humility. Secondly it would remind. them, that, though discussion is not without its concomitant evil, the remedy for that evil is not to abstain from inquiry; still less to bid it into oblivion: but rather to meet it in a candid and dispassionate spirit, and by calmly yet firmly opposing our own views, endeavour to correct and sober the opinions of those whom we think in er
And, thirdly, it would teach them, that important propositions can rarely present themselves at once in such a light as to be seen by all with equal clearness; and that discussion and controversy are equally essential to the entertainment of right views, and to the preservation of them when once acquired. As regards the prophetic question, this is particularly the case; and we doubt not but God will over-rule our differences to correct and sober the opinions and expectations of all; and to enable those, who now can only see men as trees," to behold the truth with greater clearness.
2. But it will be objected, that discussion has not only led good men to dissent from each other; but that these dissensions have been accompanied by much unchristian temper, evil syrmisings, and alienation of heart. We freely acknowledge-we deeply deplore it and because we do unfeignedly deprecate the spirit, in which the subject has been urged and opposed by some; together with the conclusions at which they have arrived respecting each other; we would, before we reply to the objection drawn from hence, take the opportunity, in the spirit of affectionate remonstrance, to submit one or two remarks for the consideration of both parties.
On the one hand then, some students of prophecy have rashly pronounced on the safety of those, who
n John i, 46. o Ibid. iii, 26-30.

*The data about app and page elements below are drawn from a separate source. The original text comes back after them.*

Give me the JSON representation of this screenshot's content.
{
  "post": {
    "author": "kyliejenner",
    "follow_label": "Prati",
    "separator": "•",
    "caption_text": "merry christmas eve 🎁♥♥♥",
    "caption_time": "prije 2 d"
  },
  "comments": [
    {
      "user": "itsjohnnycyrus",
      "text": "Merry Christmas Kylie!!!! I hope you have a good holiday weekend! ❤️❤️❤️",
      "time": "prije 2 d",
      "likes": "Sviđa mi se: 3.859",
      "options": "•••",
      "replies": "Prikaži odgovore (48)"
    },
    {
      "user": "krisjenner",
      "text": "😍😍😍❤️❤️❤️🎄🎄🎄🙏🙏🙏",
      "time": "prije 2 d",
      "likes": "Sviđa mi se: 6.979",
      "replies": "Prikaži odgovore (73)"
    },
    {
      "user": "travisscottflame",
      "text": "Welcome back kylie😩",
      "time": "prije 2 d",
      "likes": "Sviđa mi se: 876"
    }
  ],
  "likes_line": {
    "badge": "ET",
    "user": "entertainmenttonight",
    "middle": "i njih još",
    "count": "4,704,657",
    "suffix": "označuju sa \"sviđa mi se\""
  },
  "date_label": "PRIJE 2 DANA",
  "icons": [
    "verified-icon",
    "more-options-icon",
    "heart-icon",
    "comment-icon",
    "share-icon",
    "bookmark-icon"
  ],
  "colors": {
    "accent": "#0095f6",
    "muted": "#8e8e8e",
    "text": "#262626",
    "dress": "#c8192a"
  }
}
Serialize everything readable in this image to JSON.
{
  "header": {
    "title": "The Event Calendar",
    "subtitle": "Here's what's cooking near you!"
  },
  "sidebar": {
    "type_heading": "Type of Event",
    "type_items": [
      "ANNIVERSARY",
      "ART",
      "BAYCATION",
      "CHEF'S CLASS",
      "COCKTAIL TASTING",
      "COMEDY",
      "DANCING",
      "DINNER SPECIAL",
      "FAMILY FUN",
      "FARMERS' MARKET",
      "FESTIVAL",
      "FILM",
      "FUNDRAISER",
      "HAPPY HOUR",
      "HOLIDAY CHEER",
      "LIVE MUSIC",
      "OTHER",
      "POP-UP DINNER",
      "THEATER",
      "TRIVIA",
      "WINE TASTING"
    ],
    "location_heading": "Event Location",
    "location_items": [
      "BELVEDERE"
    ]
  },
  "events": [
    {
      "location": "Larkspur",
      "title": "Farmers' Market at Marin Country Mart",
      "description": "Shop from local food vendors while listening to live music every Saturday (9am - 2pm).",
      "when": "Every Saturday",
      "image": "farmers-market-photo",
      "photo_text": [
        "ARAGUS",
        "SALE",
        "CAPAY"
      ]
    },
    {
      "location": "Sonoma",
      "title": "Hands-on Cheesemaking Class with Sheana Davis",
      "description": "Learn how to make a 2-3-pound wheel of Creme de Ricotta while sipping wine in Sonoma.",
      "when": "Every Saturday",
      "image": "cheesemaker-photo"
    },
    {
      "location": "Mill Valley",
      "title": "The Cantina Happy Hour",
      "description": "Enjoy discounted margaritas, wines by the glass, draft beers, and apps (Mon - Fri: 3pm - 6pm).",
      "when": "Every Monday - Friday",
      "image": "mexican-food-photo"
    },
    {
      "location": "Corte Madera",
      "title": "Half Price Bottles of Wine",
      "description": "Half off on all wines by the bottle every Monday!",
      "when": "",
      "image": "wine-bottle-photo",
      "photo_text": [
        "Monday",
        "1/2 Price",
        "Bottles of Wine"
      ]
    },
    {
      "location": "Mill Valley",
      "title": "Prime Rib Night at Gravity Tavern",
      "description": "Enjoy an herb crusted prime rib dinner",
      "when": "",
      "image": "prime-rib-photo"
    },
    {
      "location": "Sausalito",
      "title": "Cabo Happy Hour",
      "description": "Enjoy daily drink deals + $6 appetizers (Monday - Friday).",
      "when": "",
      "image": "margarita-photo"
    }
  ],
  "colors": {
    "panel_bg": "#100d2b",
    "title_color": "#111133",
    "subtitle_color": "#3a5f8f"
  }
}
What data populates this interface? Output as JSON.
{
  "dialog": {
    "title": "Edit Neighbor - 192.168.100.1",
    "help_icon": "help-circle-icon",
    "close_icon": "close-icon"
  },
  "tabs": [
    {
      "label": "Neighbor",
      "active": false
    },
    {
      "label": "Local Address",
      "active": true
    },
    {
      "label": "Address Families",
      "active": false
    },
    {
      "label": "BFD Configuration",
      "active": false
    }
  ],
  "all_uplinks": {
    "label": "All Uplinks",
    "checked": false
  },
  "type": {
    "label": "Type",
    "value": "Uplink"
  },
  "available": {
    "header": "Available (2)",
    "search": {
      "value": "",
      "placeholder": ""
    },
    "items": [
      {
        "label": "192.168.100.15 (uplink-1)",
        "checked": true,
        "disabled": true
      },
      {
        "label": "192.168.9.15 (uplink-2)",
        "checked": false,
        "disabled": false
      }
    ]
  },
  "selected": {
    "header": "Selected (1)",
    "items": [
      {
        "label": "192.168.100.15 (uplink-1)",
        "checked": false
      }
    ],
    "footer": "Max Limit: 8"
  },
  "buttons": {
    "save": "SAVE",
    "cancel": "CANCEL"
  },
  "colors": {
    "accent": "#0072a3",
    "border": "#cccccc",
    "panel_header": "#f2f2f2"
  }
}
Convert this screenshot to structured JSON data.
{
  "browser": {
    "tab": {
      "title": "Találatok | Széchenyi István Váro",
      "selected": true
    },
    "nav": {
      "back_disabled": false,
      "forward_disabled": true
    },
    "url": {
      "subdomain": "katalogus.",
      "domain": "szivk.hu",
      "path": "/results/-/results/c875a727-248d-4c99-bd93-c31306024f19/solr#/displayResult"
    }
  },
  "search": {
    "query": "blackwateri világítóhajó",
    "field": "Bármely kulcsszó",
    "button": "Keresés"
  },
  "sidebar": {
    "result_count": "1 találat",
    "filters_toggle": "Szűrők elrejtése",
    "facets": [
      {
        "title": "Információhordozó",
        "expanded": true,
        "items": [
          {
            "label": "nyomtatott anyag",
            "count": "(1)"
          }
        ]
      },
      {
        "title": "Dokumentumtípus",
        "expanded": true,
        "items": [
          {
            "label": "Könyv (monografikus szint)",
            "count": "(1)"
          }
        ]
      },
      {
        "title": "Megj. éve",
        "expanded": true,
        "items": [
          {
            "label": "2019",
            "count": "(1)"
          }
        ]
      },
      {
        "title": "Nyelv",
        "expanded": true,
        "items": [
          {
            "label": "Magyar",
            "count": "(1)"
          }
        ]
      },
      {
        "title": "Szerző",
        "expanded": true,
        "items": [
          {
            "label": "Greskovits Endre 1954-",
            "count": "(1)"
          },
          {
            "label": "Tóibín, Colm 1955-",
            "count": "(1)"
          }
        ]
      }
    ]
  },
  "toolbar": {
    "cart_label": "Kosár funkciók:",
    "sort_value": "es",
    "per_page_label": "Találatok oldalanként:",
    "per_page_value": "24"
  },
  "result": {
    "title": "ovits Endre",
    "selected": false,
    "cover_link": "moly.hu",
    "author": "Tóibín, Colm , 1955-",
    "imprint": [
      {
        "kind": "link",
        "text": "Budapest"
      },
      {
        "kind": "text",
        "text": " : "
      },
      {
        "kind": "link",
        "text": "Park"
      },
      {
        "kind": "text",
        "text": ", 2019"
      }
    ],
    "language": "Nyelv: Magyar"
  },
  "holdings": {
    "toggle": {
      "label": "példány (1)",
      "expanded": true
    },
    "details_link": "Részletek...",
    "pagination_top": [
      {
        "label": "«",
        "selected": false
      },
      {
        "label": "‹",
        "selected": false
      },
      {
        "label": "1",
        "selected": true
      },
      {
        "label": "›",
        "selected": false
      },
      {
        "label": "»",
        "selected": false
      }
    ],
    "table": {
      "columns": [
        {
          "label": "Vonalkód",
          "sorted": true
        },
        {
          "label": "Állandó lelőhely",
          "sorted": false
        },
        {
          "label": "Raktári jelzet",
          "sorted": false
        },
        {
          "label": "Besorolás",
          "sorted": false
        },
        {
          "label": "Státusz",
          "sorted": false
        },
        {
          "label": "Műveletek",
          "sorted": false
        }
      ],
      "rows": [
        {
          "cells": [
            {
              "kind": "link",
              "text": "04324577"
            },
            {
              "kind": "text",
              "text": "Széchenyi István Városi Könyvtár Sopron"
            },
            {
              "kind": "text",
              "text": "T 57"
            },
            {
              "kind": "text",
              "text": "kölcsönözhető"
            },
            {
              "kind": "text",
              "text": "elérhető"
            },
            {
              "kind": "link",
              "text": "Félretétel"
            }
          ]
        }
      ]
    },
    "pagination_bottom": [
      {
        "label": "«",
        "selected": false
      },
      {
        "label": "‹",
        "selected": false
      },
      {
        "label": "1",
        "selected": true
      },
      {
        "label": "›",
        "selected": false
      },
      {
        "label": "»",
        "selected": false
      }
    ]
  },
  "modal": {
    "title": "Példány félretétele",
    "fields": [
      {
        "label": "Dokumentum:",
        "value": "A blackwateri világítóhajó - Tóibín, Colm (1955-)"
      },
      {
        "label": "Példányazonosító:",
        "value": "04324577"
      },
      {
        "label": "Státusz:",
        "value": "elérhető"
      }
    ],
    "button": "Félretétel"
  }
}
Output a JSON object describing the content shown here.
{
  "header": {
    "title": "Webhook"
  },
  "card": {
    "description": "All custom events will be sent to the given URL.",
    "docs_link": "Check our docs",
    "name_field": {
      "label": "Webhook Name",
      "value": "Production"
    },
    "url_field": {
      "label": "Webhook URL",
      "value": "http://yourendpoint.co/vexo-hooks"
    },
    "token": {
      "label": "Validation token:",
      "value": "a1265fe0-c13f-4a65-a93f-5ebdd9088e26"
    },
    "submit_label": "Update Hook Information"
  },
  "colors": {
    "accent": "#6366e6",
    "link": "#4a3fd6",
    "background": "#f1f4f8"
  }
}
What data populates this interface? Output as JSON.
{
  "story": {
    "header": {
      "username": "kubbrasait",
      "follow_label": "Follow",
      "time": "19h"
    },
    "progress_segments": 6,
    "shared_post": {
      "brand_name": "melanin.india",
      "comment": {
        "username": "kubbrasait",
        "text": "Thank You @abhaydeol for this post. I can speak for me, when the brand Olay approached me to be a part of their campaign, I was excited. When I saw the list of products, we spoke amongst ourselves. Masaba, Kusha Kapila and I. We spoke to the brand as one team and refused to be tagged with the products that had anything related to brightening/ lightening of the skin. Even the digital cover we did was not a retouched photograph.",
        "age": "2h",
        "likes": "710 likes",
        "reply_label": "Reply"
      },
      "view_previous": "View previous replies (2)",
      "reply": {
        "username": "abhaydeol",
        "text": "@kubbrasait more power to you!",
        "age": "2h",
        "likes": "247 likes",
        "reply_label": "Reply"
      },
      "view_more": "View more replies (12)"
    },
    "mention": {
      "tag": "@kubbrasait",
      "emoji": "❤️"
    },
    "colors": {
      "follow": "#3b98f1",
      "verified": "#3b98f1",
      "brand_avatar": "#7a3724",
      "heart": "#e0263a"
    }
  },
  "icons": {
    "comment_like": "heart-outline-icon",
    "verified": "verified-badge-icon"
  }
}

cannot at present see things with their eyes; as though the immediate reception or rejection of the views, which they themselves entertain, were the touchstone of christian profession. Now, besides what we have advanced under the last objection, it seems to us to betray a singular forgetfulness of gospel history to argue, that, because a man is for a time prejudiced against some particular truth-even though that truth be of fundamental importance therefore he cannot really be a child of God. Note the prejudice and unbelief exhibited by men whose election of God, we must not for a moment question. Nathaniel was at first disposed to doubt if Jesus were the Messiah, because he was reputed to be of Nazareth ;" and ;n many of the disciples of John the Baptist appear to have regarded our Lord with sectarian jealousy. Nicodemus was not able to receive the doctrine of regeneration, though pressed upon him by Christ himself.p The necessity for the death of Jesus was not understood by any of his disciples before the event; whilst Peter in particular is rebuked, as speaking more after the spirit of Satan than of God in this matter.9 Thomas was wonderfully sceptical in regard to the resurrection from the dead. All the disciples, even after the outpouring of the Spirit, were prejudiced in some measure against the calling of the gentiles: whilst numbers of sincere persons had their minds warped in regard to the important doctrine of justification by faith. These things ought to make us slow to judge our brethren. We conclude of these persons, that they were brought before they died to receive the several truths at which they had stumbled: let the saints now be patient in regard to those brethren, who differ from them in matters which they deem important; p Ibid. iii, 9. q Matt. xiv, 23.